- [Data extracts]
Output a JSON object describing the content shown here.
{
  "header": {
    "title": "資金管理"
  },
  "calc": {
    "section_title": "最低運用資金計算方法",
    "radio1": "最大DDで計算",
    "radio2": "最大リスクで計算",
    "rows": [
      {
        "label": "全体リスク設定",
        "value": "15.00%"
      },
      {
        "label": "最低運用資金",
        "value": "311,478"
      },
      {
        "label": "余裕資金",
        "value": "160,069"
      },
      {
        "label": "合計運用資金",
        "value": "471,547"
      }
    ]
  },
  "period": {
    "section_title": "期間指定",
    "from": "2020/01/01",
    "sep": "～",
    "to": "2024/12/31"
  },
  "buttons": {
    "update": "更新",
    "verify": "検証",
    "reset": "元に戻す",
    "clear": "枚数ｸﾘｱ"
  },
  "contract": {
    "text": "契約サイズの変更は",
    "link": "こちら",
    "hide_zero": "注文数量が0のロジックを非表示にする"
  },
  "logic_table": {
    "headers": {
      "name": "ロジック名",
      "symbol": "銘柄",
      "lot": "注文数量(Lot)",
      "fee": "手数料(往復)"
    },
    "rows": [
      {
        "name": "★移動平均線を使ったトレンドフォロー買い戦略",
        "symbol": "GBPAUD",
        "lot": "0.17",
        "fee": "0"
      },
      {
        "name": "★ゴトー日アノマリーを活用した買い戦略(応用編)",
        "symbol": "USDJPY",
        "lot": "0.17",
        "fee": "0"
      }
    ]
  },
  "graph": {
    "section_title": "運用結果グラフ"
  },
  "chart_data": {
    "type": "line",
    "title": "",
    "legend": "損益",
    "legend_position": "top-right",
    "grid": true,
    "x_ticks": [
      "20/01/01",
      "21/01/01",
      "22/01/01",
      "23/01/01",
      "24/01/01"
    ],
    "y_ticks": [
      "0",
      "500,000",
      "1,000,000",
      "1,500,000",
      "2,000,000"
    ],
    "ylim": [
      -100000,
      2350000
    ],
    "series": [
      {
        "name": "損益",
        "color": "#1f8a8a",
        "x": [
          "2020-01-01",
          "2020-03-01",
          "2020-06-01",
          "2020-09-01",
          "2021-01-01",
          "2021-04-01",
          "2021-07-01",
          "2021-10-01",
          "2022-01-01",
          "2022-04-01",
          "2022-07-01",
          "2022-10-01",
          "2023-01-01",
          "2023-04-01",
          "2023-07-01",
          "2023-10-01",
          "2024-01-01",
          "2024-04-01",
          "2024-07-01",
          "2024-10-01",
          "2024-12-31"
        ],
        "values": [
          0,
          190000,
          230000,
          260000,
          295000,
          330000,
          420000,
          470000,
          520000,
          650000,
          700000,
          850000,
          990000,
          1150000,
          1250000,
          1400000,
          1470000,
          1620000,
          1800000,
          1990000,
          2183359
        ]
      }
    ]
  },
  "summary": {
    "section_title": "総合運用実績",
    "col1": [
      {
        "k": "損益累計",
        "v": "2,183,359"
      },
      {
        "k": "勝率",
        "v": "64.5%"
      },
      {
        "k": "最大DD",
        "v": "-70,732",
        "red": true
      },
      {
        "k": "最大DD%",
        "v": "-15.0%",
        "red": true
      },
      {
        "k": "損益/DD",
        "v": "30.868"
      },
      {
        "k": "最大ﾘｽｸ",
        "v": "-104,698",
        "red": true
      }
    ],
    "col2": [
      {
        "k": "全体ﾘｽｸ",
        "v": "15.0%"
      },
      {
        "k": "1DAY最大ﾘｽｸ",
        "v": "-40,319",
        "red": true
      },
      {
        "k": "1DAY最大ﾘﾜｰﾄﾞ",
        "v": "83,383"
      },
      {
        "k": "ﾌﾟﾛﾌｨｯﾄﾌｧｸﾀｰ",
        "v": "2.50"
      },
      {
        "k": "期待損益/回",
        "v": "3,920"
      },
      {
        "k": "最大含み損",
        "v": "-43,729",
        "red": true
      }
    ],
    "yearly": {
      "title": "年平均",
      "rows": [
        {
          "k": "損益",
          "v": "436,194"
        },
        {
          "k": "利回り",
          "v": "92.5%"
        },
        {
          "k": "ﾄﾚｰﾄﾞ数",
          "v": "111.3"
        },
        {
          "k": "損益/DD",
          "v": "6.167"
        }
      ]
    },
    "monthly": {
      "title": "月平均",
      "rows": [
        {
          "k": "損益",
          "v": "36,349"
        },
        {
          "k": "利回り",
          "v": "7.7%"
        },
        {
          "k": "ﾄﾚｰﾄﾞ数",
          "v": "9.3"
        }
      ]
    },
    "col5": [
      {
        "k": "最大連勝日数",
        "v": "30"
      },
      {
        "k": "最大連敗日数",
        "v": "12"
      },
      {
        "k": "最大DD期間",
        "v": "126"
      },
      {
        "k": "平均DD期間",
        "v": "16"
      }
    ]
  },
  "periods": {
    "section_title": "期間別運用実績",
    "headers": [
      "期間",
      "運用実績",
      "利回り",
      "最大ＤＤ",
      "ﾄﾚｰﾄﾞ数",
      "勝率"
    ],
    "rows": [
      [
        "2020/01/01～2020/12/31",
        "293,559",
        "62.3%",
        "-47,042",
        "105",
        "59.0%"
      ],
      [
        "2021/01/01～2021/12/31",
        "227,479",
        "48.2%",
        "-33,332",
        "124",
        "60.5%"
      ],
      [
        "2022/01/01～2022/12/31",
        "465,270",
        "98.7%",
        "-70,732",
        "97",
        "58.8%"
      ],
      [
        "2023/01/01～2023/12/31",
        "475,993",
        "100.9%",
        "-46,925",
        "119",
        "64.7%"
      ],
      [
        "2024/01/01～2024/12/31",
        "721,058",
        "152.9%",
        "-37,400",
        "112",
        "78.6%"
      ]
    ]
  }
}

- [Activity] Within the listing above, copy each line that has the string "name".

- [Your response]
      "name": "ロジック名",
        "name": "★移動平均線を使ったトレンドフォロー買い戦略",
        "name": "★ゴトー日アノマリーを活用した買い戦略(応用編)",
        "name": "損益",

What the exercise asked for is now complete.